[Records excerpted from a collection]
== Segment start ==
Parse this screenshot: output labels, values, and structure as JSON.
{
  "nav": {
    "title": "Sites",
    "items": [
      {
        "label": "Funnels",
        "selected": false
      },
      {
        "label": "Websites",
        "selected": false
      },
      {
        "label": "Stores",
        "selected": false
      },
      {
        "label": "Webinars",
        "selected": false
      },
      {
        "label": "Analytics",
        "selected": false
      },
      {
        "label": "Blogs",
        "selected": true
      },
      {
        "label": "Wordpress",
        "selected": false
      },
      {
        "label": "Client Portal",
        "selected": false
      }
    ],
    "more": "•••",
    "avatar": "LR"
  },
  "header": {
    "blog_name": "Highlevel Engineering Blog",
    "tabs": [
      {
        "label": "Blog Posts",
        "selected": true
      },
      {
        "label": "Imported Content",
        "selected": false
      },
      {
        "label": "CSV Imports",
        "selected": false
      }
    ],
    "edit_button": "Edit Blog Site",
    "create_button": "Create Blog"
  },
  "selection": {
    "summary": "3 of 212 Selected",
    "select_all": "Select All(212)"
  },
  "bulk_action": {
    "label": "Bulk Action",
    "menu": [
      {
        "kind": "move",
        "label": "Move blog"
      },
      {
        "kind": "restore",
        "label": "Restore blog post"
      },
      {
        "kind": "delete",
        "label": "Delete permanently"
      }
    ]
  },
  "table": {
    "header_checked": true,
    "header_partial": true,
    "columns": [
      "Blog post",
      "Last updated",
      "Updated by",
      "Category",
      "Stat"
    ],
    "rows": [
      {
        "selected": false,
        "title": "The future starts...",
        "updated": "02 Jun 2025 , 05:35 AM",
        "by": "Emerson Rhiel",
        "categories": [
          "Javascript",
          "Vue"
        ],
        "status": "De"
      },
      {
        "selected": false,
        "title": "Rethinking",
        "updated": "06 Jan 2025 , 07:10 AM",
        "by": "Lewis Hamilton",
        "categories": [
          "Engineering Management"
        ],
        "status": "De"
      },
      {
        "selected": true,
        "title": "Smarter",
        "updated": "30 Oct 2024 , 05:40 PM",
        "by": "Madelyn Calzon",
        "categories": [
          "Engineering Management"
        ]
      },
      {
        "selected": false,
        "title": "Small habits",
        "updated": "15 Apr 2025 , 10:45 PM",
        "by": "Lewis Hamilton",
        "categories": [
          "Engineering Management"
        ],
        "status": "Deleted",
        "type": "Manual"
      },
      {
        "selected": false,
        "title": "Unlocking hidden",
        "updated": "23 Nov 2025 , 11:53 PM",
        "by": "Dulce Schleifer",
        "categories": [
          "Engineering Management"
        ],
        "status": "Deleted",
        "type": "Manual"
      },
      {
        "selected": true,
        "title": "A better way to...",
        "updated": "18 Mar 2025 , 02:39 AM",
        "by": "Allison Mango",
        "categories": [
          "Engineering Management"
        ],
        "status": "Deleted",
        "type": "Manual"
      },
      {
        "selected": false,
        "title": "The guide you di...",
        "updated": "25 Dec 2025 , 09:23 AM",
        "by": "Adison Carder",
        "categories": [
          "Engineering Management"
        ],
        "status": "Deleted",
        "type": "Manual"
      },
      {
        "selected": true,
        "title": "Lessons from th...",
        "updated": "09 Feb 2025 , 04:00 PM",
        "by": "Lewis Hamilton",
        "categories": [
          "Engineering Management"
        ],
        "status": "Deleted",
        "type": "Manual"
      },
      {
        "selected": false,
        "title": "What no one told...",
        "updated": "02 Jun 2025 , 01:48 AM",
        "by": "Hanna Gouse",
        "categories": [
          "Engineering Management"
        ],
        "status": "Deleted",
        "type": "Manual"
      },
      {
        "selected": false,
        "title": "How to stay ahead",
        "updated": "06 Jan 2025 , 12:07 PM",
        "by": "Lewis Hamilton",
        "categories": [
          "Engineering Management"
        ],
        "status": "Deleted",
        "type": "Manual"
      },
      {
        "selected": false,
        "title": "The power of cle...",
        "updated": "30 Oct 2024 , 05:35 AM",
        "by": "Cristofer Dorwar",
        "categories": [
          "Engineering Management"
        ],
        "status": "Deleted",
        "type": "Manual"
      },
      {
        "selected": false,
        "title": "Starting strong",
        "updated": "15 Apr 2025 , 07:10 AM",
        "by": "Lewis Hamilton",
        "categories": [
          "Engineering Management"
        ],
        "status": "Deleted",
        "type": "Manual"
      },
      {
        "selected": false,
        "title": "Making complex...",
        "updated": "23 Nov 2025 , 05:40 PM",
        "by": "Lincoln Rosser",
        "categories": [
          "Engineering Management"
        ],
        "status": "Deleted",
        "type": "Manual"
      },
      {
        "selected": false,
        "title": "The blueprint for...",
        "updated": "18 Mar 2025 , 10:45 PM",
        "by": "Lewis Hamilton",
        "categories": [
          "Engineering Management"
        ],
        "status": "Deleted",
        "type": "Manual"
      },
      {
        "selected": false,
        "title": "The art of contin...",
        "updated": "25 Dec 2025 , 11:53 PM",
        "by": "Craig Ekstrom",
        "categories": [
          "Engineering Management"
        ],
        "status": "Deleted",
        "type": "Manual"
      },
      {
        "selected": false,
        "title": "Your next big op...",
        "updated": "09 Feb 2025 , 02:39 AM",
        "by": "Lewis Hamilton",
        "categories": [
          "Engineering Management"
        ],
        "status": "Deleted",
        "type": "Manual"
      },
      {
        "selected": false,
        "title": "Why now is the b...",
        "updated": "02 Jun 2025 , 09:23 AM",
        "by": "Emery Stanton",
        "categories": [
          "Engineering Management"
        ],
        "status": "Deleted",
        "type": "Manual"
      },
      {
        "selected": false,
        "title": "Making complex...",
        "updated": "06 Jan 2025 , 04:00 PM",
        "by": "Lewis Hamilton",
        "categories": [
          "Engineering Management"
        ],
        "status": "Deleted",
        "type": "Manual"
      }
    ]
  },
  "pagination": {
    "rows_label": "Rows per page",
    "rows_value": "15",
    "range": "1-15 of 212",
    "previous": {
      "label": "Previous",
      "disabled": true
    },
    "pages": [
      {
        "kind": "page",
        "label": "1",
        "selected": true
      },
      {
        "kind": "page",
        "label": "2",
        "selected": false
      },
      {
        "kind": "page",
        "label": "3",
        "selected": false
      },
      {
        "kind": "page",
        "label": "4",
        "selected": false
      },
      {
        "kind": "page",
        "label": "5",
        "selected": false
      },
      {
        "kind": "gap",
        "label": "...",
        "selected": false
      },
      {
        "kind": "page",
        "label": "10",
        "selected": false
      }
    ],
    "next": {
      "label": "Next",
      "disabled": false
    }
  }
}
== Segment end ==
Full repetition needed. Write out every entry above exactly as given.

Parse this screenshot: output labels, values, and structure as JSON.
{
  "nav": {
    "title": "Sites",
    "items": [
      {
        "label": "Funnels",
        "selected": false
      },
      {
        "label": "Websites",
        "selected": false
      },
      {
        "label": "Stores",
        "selected": false
      },
      {
        "label": "Webinars",
        "selected": false
      },
      {
        "label": "Analytics",
        "selected": false
      },
      {
        "label": "Blogs",
        "selected": true
      },
      {
        "label": "Wordpress",
        "selected": false
      },
      {
        "label": "Client Portal",
        "selected": false
      }
    ],
    "more": "•••",
    "avatar": "LR"
  },
  "header": {
    "blog_name": "Highlevel Engineering Blog",
    "tabs": [
      {
        "label": "Blog Posts",
        "selected": true
      },
      {
        "label": "Imported Content",
        "selected": false
      },
      {
        "label": "CSV Imports",
        "selected": false
      }
    ],
    "edit_button": "Edit Blog Site",
    "create_button": "Create Blog"
  },
  "selection": {
    "summary": "3 of 212 Selected",
    "select_all": "Select All(212)"
  },
  "bulk_action": {
    "label": "Bulk Action",
    "menu": [
      {
        "kind": "move",
        "label": "Move blog"
      },
      {
        "kind": "restore",
        "label": "Restore blog post"
      },
      {
        "kind": "delete",
        "label": "Delete permanently"
      }
    ]
  },
  "table": {
    "header_checked": true,
    "header_partial": true,
    "columns": [
      "Blog post",
      "Last updated",
      "Updated by",
      "Category",
      "Stat"
    ],
    "rows": [
      {
        "selected": false,
        "title": "The future starts...",
        "updated": "02 Jun 2025 , 05:35 AM",
        "by": "Emerson Rhiel",
        "categories": [
          "Javascript",
          "Vue"
        ],
        "status": "De"
      },
      {
        "selected": false,
        "title": "Rethinking",
        "updated": "06 Jan 2025 , 07:10 AM",
        "by": "Lewis Hamilton",
        "categories": [
          "Engineering Management"
        ],
        "status": "De"
      },
      {
        "selected": true,
        "title": "Smarter",
        "updated": "30 Oct 2024 , 05:40 PM",
        "by": "Madelyn Calzon",
        "categories": [
          "Engineering Management"
        ]
      },
      {
        "selected": false,
        "title": "Small habits",
        "updated": "15 Apr 2025 , 10:45 PM",
        "by": "Lewis Hamilton",
        "categories": [
          "Engineering Management"
        ],
        "status": "Deleted",
        "type": "Manual"
      },
      {
        "selected": false,
        "title": "Unlocking hidden",
        "updated": "23 Nov 2025 , 11:53 PM",
        "by": "Dulce Schleifer",
        "categories": [
          "Engineering Management"
        ],
        "status": "Deleted",
        "type": "Manual"
      },
      {
        "selected": true,
        "title": "A better way to...",
        "updated": "18 Mar 2025 , 02:39 AM",
        "by": "Allison Mango",
        "categories": [
          "Engineering Management"
        ],
        "status": "Deleted",
        "type": "Manual"
      },
      {
        "selected": false,
        "title": "The guide you di...",
        "updated": "25 Dec 2025 , 09:23 AM",
        "by": "Adison Carder",
        "categories": [
          "Engineering Management"
        ],
        "status": "Deleted",
        "type": "Manual"
      },
      {
        "selected": true,
        "title": "Lessons from th...",
        "updated": "09 Feb 2025 , 04:00 PM",
        "by": "Lewis Hamilton",
        "categories": [
          "Engineering Management"
        ],
        "status": "Deleted",
        "type": "Manual"
      },
      {
        "selected": false,
        "title": "What no one told...",
        "updated": "02 Jun 2025 , 01:48 AM",
        "by": "Hanna Gouse",
        "categories": [
          "Engineering Management"
        ],
        "status": "Deleted",
        "type": "Manual"
      },
      {
        "selected": false,
        "title": "How to stay ahead",
        "updated": "06 Jan 2025 , 12:07 PM",
        "by": "Lewis Hamilton",
        "categories": [
          "Engineering Management"
        ],
        "status": "Deleted",
        "type": "Manual"
      },
      {
        "selected": false,
        "title": "The power of cle...",
        "updated": "30 Oct 2024 , 05:35 AM",
        "by": "Cristofer Dorwar",
        "categories": [
          "Engineering Management"
        ],
        "status": "Deleted",
        "type": "Manual"
      },
      {
        "selected": false,
        "title": "Starting strong",
        "updated": "15 Apr 2025 , 07:10 AM",
        "by": "Lewis Hamilton",
        "categories": [
          "Engineering Management"
        ],
        "status": "Deleted",
        "type": "Manual"
      },
      {
        "selected": false,
        "title": "Making complex...",
        "updated": "23 Nov 2025 , 05:40 PM",
        "by": "Lincoln Rosser",
        "categories": [
          "Engineering Management"
        ],
        "status": "Deleted",
        "type": "Manual"
      },
      {
        "selected": false,
        "title": "The blueprint for...",
        "updated": "18 Mar 2025 , 10:45 PM",
        "by": "Lewis Hamilton",
        "categories": [
          "Engineering Management"
        ],
        "status": "Deleted",
        "type": "Manual"
      },
      {
        "selected": false,
        "title": "The art of contin...",
        "updated": "25 Dec 2025 , 11:53 PM",
        "by": "Craig Ekstrom",
        "categories": [
          "Engineering Management"
        ],
        "status": "Deleted",
        "type": "Manual"
      },
      {
        "selected": false,
        "title": "Your next big op...",
        "updated": "09 Feb 2025 , 02:39 AM",
        "by": "Lewis Hamilton",
        "categories": [
          "Engineering Management"
        ],
        "status": "Deleted",
        "type": "Manual"
      },
      {
        "selected": false,
        "title": "Why now is the b...",
        "updated": "02 Jun 2025 , 09:23 AM",
        "by": "Emery Stanton",
        "categories": [
          "Engineering Management"
        ],
        "status": "Deleted",
        "type": "Manual"
      },
      {
        "selected": false,
        "title": "Making complex...",
        "updated": "06 Jan 2025 , 04:00 PM",
        "by": "Lewis Hamilton",
        "categories": [
          "Engineering Management"
        ],
        "status": "Deleted",
        "type": "Manual"
      }
    ]
  },
  "pagination": {
    "rows_label": "Rows per page",
    "rows_value": "15",
    "range": "1-15 of 212",
    "previous": {
      "label": "Previous",
      "disabled": true
    },
    "pages": [
      {
        "kind": "page",
        "label": "1",
        "selected": true
      },
      {
        "kind": "page",
        "label": "2",
        "selected": false
      },
      {
        "kind": "page",
        "label": "3",
        "selected": false
      },
      {
        "kind": "page",
        "label": "4",
        "selected": false
      },
      {
        "kind": "page",
        "label": "5",
        "selected": false
      },
      {
        "kind": "gap",
        "label": "...",
        "selected": false
      },
      {
        "kind": "page",
        "label": "10",
        "selected": false
      }
    ],
    "next": {
      "label": "Next",
      "disabled": false
    }
  }
}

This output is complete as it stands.